A lot of folks already following Dinos Boys – those people can now publicly display their allegiance by sporting Damnless Givin’ Dope Smokers Club pins, by the way – will recognize Last Ones practically in its entirety. Despite having only released a 7-inch, last year’s “Scab” b/w “Play Dead,” they’ve been regularly showcasing their material all around the States, typically alongside seasoned staples like The Spits, Paul Collins, M.O.T.O., Testors and Black Lips, plus newer acts like Tough Shits, Natural Child and Pop Zeus. Naturally, they’ve been on numerous bills with revered local acts like Gentleman Jesse & His Men and The Barreracudas as well. Compared to the bulk of their genre counterparts, their catalog is drastically tinier, but in terms of quality they’re undeniably equals, maybe even better than a few of ’em. Noles seems to think so, at least.

“I think just because when we go on stage and do a very good job, we play very well. And I think a lot of people are nervous when they see motherfuckers bleeding, sweating raw talent onstage, it hurts feelings. And a lot of people wanna go cut their hair like mine, they go cut their hair like Danny’s, [drummer] Slim Gerry’s. That’s some wild shit to me,” he says, then delves further into his tongue-in-cheek delusions. “It ain’t wild because we go out on tour and whoop an ass in every state, take a name in every state, then come back from every state, with a clean slate…”

One of those jaunts included a date in New Orleans, and a pit-stop at the gravesite of famous Voodoo figure Marie Laveau. They were quite taken by her story, and named a track after.

“Why do we sound so good? Why do we look so good? Marie Laveau gave it to us,” Noles says. “She was a beautiful woman.”

They haven’t realized that they’re actually pronouncing her surname incorrectly, but they do the channel their devotion into an uproarious number representative of the blatantly boisterous image they’ve shaped for themselves. On “Hoovertown,” lawlessness is even more prominently placed front-and-center.

“‘Hoovertown’ is about me and Danny, we used to do a lot of cleaning back in the day, we worked in motels and stuff like that,” Noles says. “And it’s, like, basically a jam to get you motivated, like, let’s get to room 118, Hoovertown baby! Then you hit that Hoover on the carpet, there’s nothing more exhilarating. And that’s the thrill of Hoovertown, baby!”

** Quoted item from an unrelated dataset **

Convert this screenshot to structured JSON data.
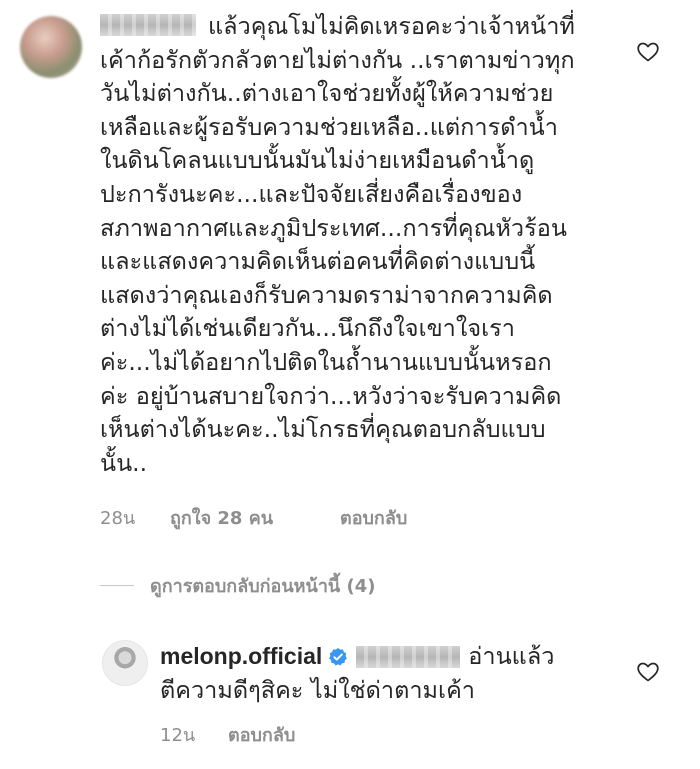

Sure – that’s completely believable, right? Noles isn’t one to speak directly about much of anything.

“I’m sorry for being the way I am,” he says. “Do you want to call my dad up and interview him and cuss him out for making me the way I am?”

Song occasionally levels out Noles’ nonsensical nature, though. Toward the end of our chat, he finally admits why he named the project Dinos Boys.

“I got the name in the old building I lived in in Brooklyn, everyone called me Chino – it was a Puerto Rican building. But there was another Puerto Rican dude that sold heroin there, and his name was Chino because he looked Chinese. He was an Asian-looking Puerto Rican guy. We couldn’t both be Chino, and they knew my name was Danny, so they called me Dino. This old lady called me Dino. That’s where I got Dinos Boys from. An old neighborhood name that was given to me by an old Puerto Rican lady,” he says.

Photo by Tim Song.